## Work item
Set down every record below exactly as written, but leave out the pictures.

======

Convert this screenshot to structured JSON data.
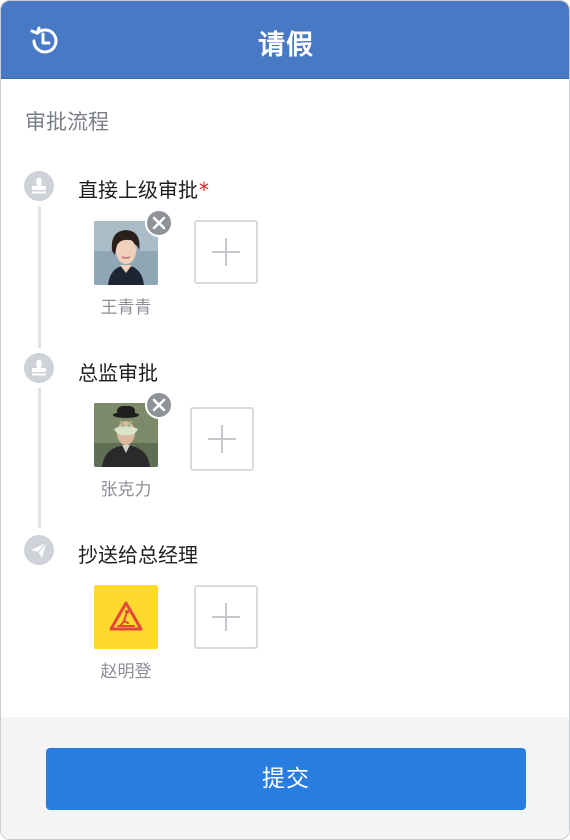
{
  "header": {
    "title": "请假",
    "history_icon": "history-icon",
    "color": "#4779c4"
  },
  "section_title": "审批流程",
  "steps": [
    {
      "label": "直接上级审批",
      "required_mark": "*",
      "icon": "stamp-icon",
      "people": [
        {
          "name": "王青青",
          "avatar": "avatar-photo-woman"
        }
      ]
    },
    {
      "label": "总监审批",
      "required_mark": "",
      "icon": "stamp-icon",
      "people": [
        {
          "name": "张克力",
          "avatar": "avatar-painting-man-bowler-hat"
        }
      ]
    },
    {
      "label": "抄送给总经理",
      "required_mark": "",
      "icon": "paper-plane-icon",
      "people": [
        {
          "name": "赵明登",
          "avatar": "avatar-caution-sign",
          "avatar_color": "#ffd92e"
        }
      ]
    }
  ],
  "submit_label": "提交",
  "accent": "#2a7de0"
}
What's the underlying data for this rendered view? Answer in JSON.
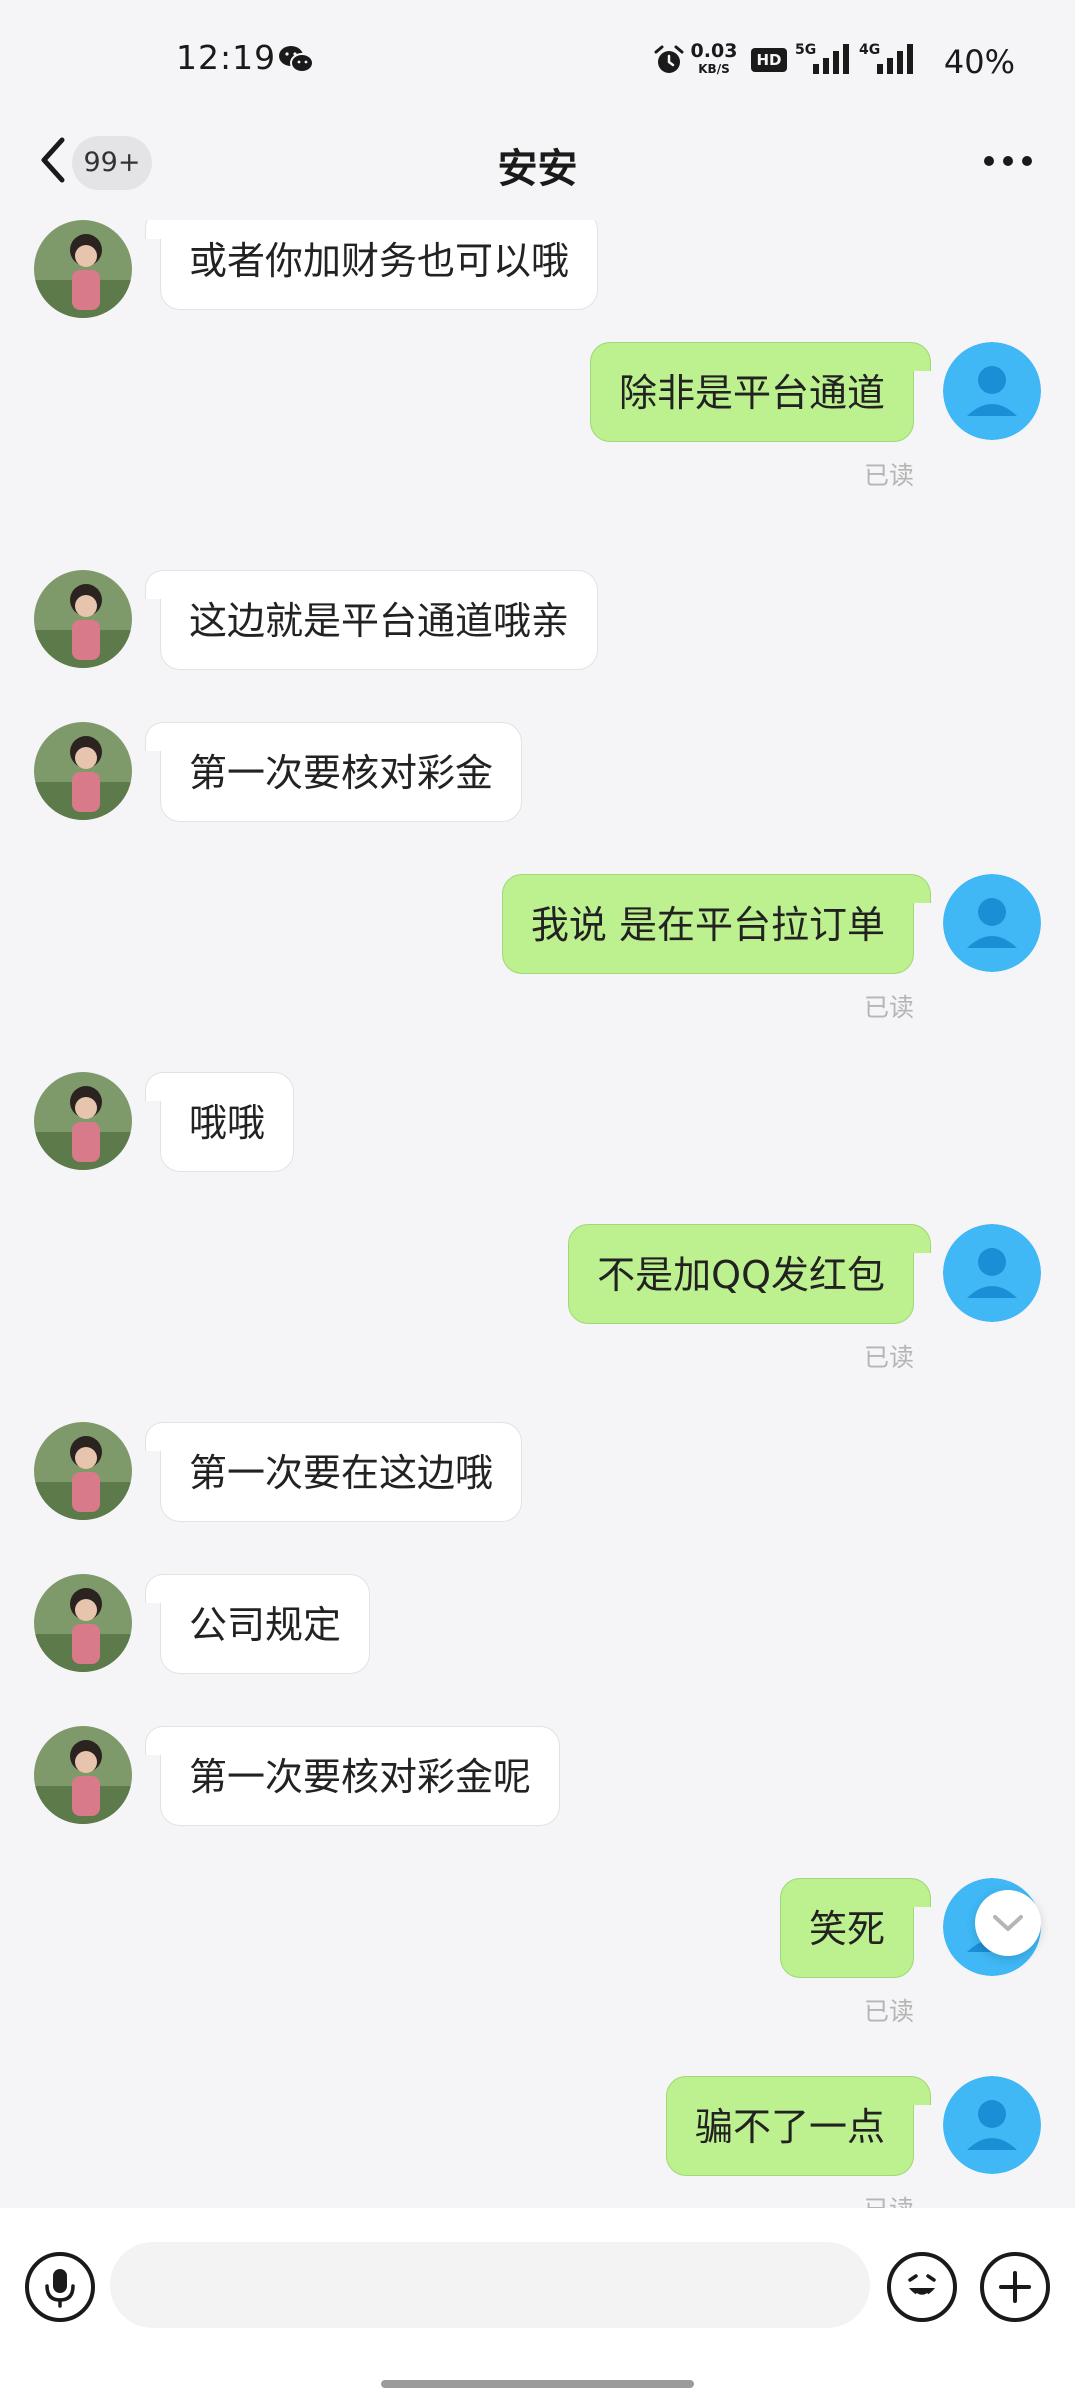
{
  "status_bar": {
    "time": "12:19",
    "net_speed_value": "0.03",
    "net_speed_unit": "KB/S",
    "hd_label": "HD",
    "signal_1_label": "5G",
    "signal_2_label": "4G",
    "battery": "40%"
  },
  "header": {
    "unread_badge": "99+",
    "title": "安安"
  },
  "messages": [
    {
      "from": "other",
      "text": "或者你加财务也可以哦"
    },
    {
      "from": "self",
      "text": "除非是平台通道",
      "status": "已读"
    },
    {
      "from": "other",
      "text": "这边就是平台通道哦亲"
    },
    {
      "from": "other",
      "text": "第一次要核对彩金"
    },
    {
      "from": "self",
      "text": "我说 是在平台拉订单",
      "status": "已读"
    },
    {
      "from": "other",
      "text": "哦哦"
    },
    {
      "from": "self",
      "text": "不是加QQ发红包",
      "status": "已读"
    },
    {
      "from": "other",
      "text": "第一次要在这边哦"
    },
    {
      "from": "other",
      "text": "公司规定"
    },
    {
      "from": "other",
      "text": "第一次要核对彩金呢"
    },
    {
      "from": "self",
      "text": "笑死",
      "status": "已读"
    },
    {
      "from": "self",
      "text": "骗不了一点",
      "status": "已读"
    }
  ],
  "input": {
    "value": "",
    "placeholder": ""
  },
  "colors": {
    "outgoing_bubble": "#bdf08e",
    "incoming_bubble": "#ffffff",
    "self_avatar": "#3fb8f5",
    "background": "#f5f5f7"
  }
}
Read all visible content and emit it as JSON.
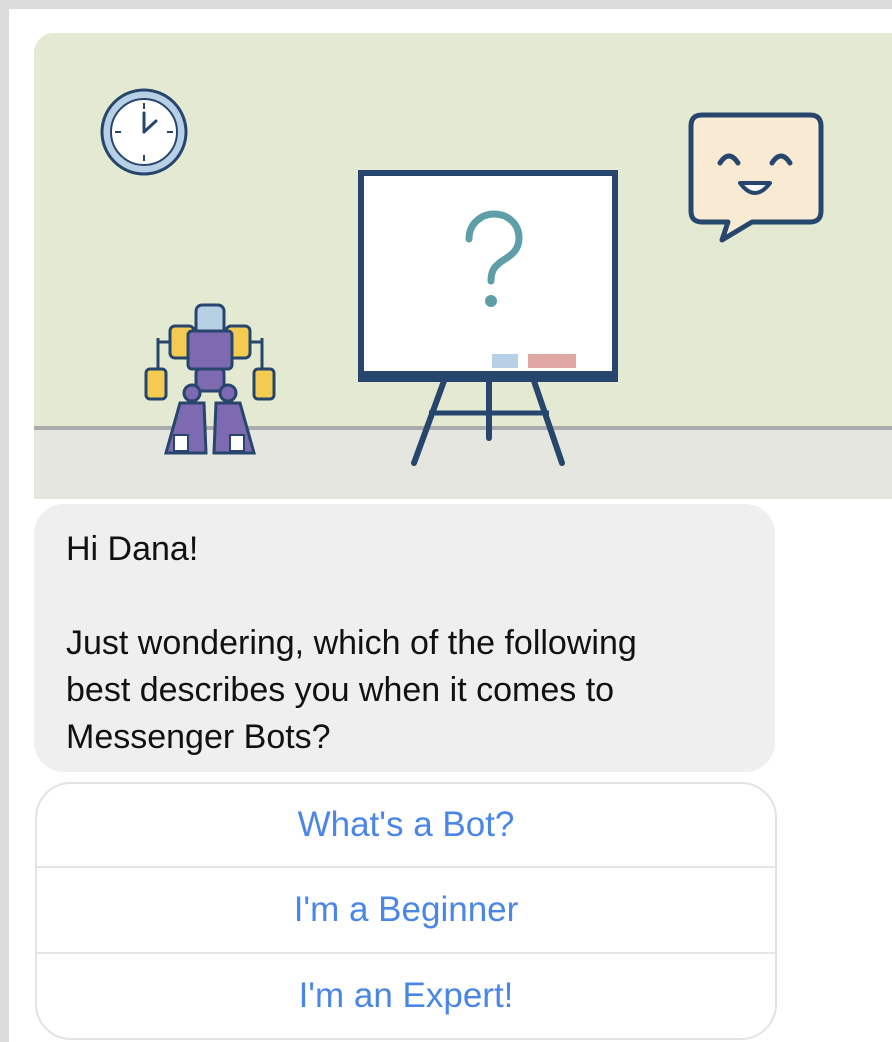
{
  "hero": {
    "icons": [
      "clock-icon",
      "whiteboard-icon",
      "question-mark-icon",
      "robot-icon",
      "smiley-speech-bubble-icon"
    ]
  },
  "message": {
    "greeting": "Hi Dana!",
    "lines": [
      "Just wondering, which of the following",
      "best describes you when it comes to",
      "Messenger Bots?"
    ]
  },
  "quick_replies": [
    {
      "label": "What's a Bot?"
    },
    {
      "label": "I'm a Beginner"
    },
    {
      "label": "I'm an Expert!"
    }
  ],
  "colors": {
    "wall": "#e4ead1",
    "floor": "#e4e6df",
    "outline": "#27466d",
    "reply_text": "#4a86e8",
    "bubble_bg": "#efefef"
  }
}
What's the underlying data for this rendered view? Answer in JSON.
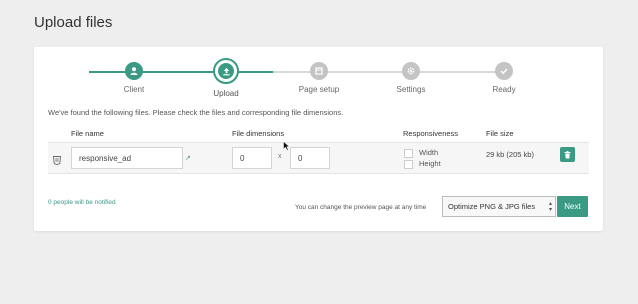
{
  "page_title": "Upload files",
  "steps": [
    {
      "label": "Client",
      "icon": "user-icon",
      "state": "done"
    },
    {
      "label": "Upload",
      "icon": "upload-icon",
      "state": "active"
    },
    {
      "label": "Page setup",
      "icon": "page-icon",
      "state": "pending"
    },
    {
      "label": "Settings",
      "icon": "gear-icon",
      "state": "pending"
    },
    {
      "label": "Ready",
      "icon": "check-icon",
      "state": "pending"
    }
  ],
  "info_text": "We've found the following files. Please check the files and corresponding file dimensions.",
  "table": {
    "headers": {
      "file_name": "File name",
      "file_dimensions": "File dimensions",
      "responsiveness": "Responsiveness",
      "file_size": "File size"
    },
    "rows": [
      {
        "file_name": "responsive_ad",
        "width": "0",
        "separator": "x",
        "height": "0",
        "resp_width_label": "Width",
        "resp_height_label": "Height",
        "file_size": "29 kb (205 kb)"
      }
    ]
  },
  "footer": {
    "notified": "0 people will be notified",
    "preview_note": "You can change the preview page at any time",
    "select_value": "Optimize PNG & JPG files",
    "next_label": "Next"
  },
  "colors": {
    "accent": "#3a9a83",
    "pending": "#c4c4c4"
  }
}
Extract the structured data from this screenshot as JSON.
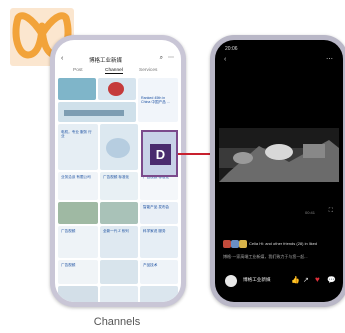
{
  "logo": {
    "icon": "orange-loop-logo-icon",
    "color": "#f2a33a"
  },
  "badge": {
    "label": "D"
  },
  "connector_color": "#c8202e",
  "left_phone": {
    "time": "",
    "title": "博格工业新媒",
    "tabs": [
      "Post",
      "Channel",
      "Services"
    ],
    "cells": [
      {
        "caption": "Ranked 45th in China 中国产品 …"
      },
      {
        "caption": "Ranked 45th in China"
      },
      {
        "caption": "电机，专业 服务 行业"
      },
      {
        "caption": "业务洽谈 有限公司"
      },
      {
        "caption": "广告视频 标准化"
      },
      {
        "caption": "广告视频 标准化"
      },
      {
        "caption": "智能产品 发布会"
      },
      {
        "caption": "广告视频"
      },
      {
        "caption": "全新一代 Z 系列"
      },
      {
        "caption": "科学家说 服务"
      },
      {
        "caption": "广告视频"
      },
      {
        "caption": "产品技术"
      }
    ]
  },
  "right_phone": {
    "time": "20:06",
    "back": "‹",
    "overlay_text": "Celia Hi: and other friends (28) in liked",
    "description": "博格·一家高端工业新媒，我们致力于与您一起...",
    "account": "博格工业新媒",
    "timestamp": "00:41"
  },
  "caption": "Channels"
}
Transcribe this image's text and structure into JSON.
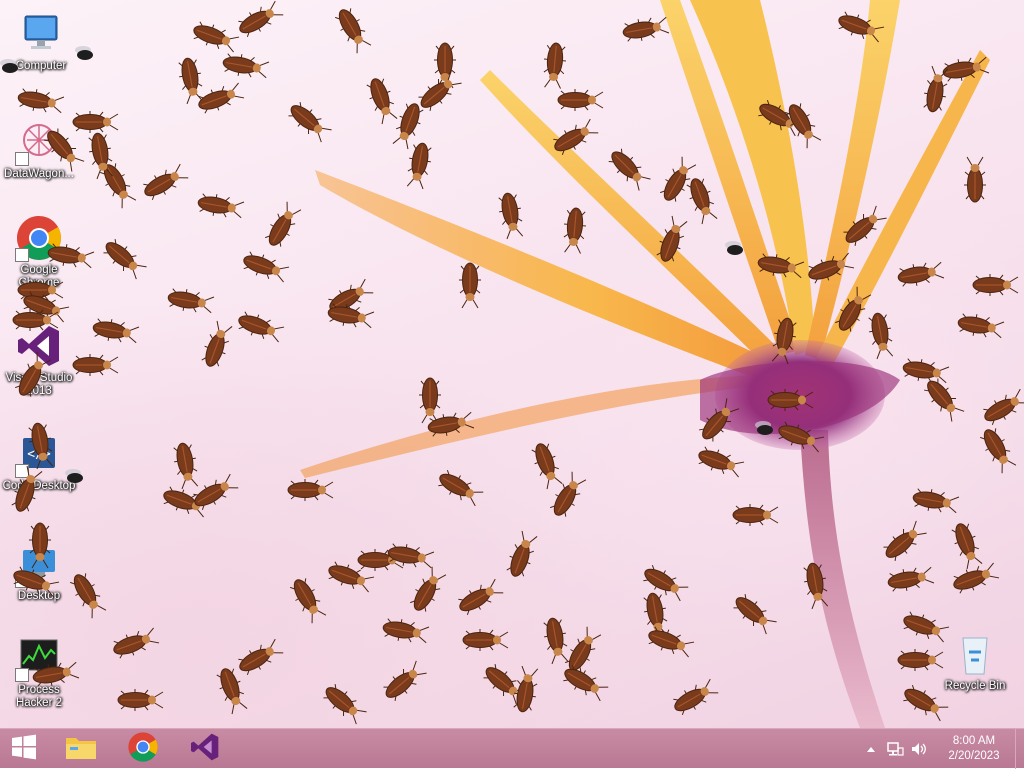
{
  "desktop": {
    "icons": [
      {
        "id": "computer",
        "label": "Computer"
      },
      {
        "id": "datawagon",
        "label": "DataWagon..."
      },
      {
        "id": "google-chrome",
        "label": "Google Chrome"
      },
      {
        "id": "visual-studio",
        "label": "Visual Studio 2013"
      },
      {
        "id": "code-desktop",
        "label": "Code Desktop"
      },
      {
        "id": "desktop-shortcut",
        "label": "Desktop"
      },
      {
        "id": "process-hacker",
        "label": "Process Hacker 2"
      },
      {
        "id": "recycle-bin",
        "label": "Recycle Bin"
      }
    ]
  },
  "taskbar": {
    "start_icon": "windows-logo-icon",
    "pinned": [
      {
        "id": "file-explorer",
        "icon": "folder-icon"
      },
      {
        "id": "chrome",
        "icon": "chrome-icon"
      },
      {
        "id": "visual-studio",
        "icon": "visual-studio-icon"
      }
    ],
    "tray": {
      "overflow_icon": "chevron-up-icon",
      "network_icon": "network-icon",
      "volume_icon": "speaker-icon",
      "time": "8:00 AM",
      "date": "2/20/2023"
    }
  },
  "colors": {
    "taskbar": "#c2849e",
    "petal": "#f6b24a",
    "flower_center": "#8e2f7d",
    "roach": "#7a3a1c"
  }
}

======

## Exercise answer
Convert this screenshot to structured JSON data.
{
  "header": {
    "title": "请假",
    "history_icon": "history-icon",
    "color": "#4779c4"
  },
  "section_title": "审批流程",
  "steps": [
    {
      "label": "直接上级审批",
      "required_mark": "*",
      "icon": "stamp-icon",
      "people": [
        {
          "name": "王青青",
          "avatar": "avatar-photo-woman"
        }
      ]
    },
    {
      "label": "总监审批",
      "required_mark": "",
      "icon": "stamp-icon",
      "people": [
        {
          "name": "张克力",
          "avatar": "avatar-painting-man-bowler-hat"
        }
      ]
    },
    {
      "label": "抄送给总经理",
      "required_mark": "",
      "icon": "paper-plane-icon",
      "people": [
        {
          "name": "赵明登",
          "avatar": "avatar-caution-sign",
          "avatar_color": "#ffd92e"
        }
      ]
    }
  ],
  "submit_label": "提交",
  "accent": "#2a7de0"
}
What's the underlying data for this rendered view? Answer in JSON.
{
  "status_bar": {
    "time": "12:19",
    "net_speed_value": "0.03",
    "net_speed_unit": "KB/S",
    "hd_label": "HD",
    "signal_1_label": "5G",
    "signal_2_label": "4G",
    "battery": "40%"
  },
  "header": {
    "unread_badge": "99+",
    "title": "安安"
  },
  "messages": [
    {
      "from": "other",
      "text": "或者你加财务也可以哦"
    },
    {
      "from": "self",
      "text": "除非是平台通道",
      "status": "已读"
    },
    {
      "from": "other",
      "text": "这边就是平台通道哦亲"
    },
    {
      "from": "other",
      "text": "第一次要核对彩金"
    },
    {
      "from": "self",
      "text": "我说 是在平台拉订单",
      "status": "已读"
    },
    {
      "from": "other",
      "text": "哦哦"
    },
    {
      "from": "self",
      "text": "不是加QQ发红包",
      "status": "已读"
    },
    {
      "from": "other",
      "text": "第一次要在这边哦"
    },
    {
      "from": "other",
      "text": "公司规定"
    },
    {
      "from": "other",
      "text": "第一次要核对彩金呢"
    },
    {
      "from": "self",
      "text": "笑死",
      "status": "已读"
    },
    {
      "from": "self",
      "text": "骗不了一点",
      "status": "已读"
    }
  ],
  "input": {
    "value": "",
    "placeholder": ""
  },
  "colors": {
    "outgoing_bubble": "#bdf08e",
    "incoming_bubble": "#ffffff",
    "self_avatar": "#3fb8f5",
    "background": "#f5f5f7"
  }
}
Read all visible content and emit it as JSON.
{
  "hero": {
    "icons": [
      "clock-icon",
      "whiteboard-icon",
      "question-mark-icon",
      "robot-icon",
      "smiley-speech-bubble-icon"
    ]
  },
  "message": {
    "greeting": "Hi Dana!",
    "lines": [
      "Just wondering, which of the following",
      "best describes you when it comes to",
      "Messenger Bots?"
    ]
  },
  "quick_replies": [
    {
      "label": "What's a Bot?"
    },
    {
      "label": "I'm a Beginner"
    },
    {
      "label": "I'm an Expert!"
    }
  ],
  "colors": {
    "wall": "#e4ead1",
    "floor": "#e4e6df",
    "outline": "#27466d",
    "reply_text": "#4a86e8",
    "bubble_bg": "#efefef"
  }
}
What's the underlying data for this rendered view? Answer in JSON.
{
  "page_title": "Upload files",
  "steps": [
    {
      "label": "Client",
      "icon": "user-icon",
      "state": "done"
    },
    {
      "label": "Upload",
      "icon": "upload-icon",
      "state": "active"
    },
    {
      "label": "Page setup",
      "icon": "page-icon",
      "state": "pending"
    },
    {
      "label": "Settings",
      "icon": "gear-icon",
      "state": "pending"
    },
    {
      "label": "Ready",
      "icon": "check-icon",
      "state": "pending"
    }
  ],
  "info_text": "We've found the following files. Please check the files and corresponding file dimensions.",
  "table": {
    "headers": {
      "file_name": "File name",
      "file_dimensions": "File dimensions",
      "responsiveness": "Responsiveness",
      "file_size": "File size"
    },
    "rows": [
      {
        "file_name": "responsive_ad",
        "width": "0",
        "separator": "x",
        "height": "0",
        "resp_width_label": "Width",
        "resp_height_label": "Height",
        "file_size": "29 kb (205 kb)"
      }
    ]
  },
  "footer": {
    "notified": "0 people will be notified",
    "preview_note": "You can change the preview page at any time",
    "select_value": "Optimize PNG & JPG files",
    "next_label": "Next"
  },
  "colors": {
    "accent": "#3a9a83",
    "pending": "#c4c4c4"
  }
}
Extract the structured data from this screenshot as JSON.
{
  "logo": {
    "icon": "orange-loop-logo-icon",
    "color": "#f2a33a"
  },
  "badge": {
    "label": "D"
  },
  "connector_color": "#c8202e",
  "left_phone": {
    "time": "",
    "title": "博格工业新媒",
    "tabs": [
      "Post",
      "Channel",
      "Services"
    ],
    "cells": [
      {
        "caption": "Ranked 45th in China 中国产品 …"
      },
      {
        "caption": "Ranked 45th in China"
      },
      {
        "caption": "电机，专业 服务 行业"
      },
      {
        "caption": "业务洽谈 有限公司"
      },
      {
        "caption": "广告视频 标准化"
      },
      {
        "caption": "广告视频 标准化"
      },
      {
        "caption": "智能产品 发布会"
      },
      {
        "caption": "广告视频"
      },
      {
        "caption": "全新一代 Z 系列"
      },
      {
        "caption": "科学家说 服务"
      },
      {
        "caption": "广告视频"
      },
      {
        "caption": "产品技术"
      }
    ]
  },
  "right_phone": {
    "time": "20:06",
    "back": "‹",
    "overlay_text": "Celia Hi: and other friends (28) in liked",
    "description": "博格·一家高端工业新媒，我们致力于与您一起...",
    "account": "博格工业新媒",
    "timestamp": "00:41"
  },
  "caption": "Channels"
}
Transcribe this image's text and structure into JSON.
{
  "desktop": {
    "icons": [
      {
        "id": "computer",
        "label": "Computer"
      },
      {
        "id": "datawagon",
        "label": "DataWagon..."
      },
      {
        "id": "google-chrome",
        "label": "Google Chrome"
      },
      {
        "id": "visual-studio",
        "label": "Visual Studio 2013"
      },
      {
        "id": "code-desktop",
        "label": "Code Desktop"
      },
      {
        "id": "desktop-shortcut",
        "label": "Desktop"
      },
      {
        "id": "process-hacker",
        "label": "Process Hacker 2"
      },
      {
        "id": "recycle-bin",
        "label": "Recycle Bin"
      }
    ]
  },
  "taskbar": {
    "start_icon": "windows-logo-icon",
    "pinned": [
      {
        "id": "file-explorer",
        "icon": "folder-icon"
      },
      {
        "id": "chrome",
        "icon": "chrome-icon"
      },
      {
        "id": "visual-studio",
        "icon": "visual-studio-icon"
      }
    ],
    "tray": {
      "overflow_icon": "chevron-up-icon",
      "network_icon": "network-icon",
      "volume_icon": "speaker-icon",
      "time": "8:00 AM",
      "date": "2/20/2023"
    }
  },
  "colors": {
    "taskbar": "#c2849e",
    "petal": "#f6b24a",
    "flower_center": "#8e2f7d",
    "roach": "#7a3a1c"
  }
}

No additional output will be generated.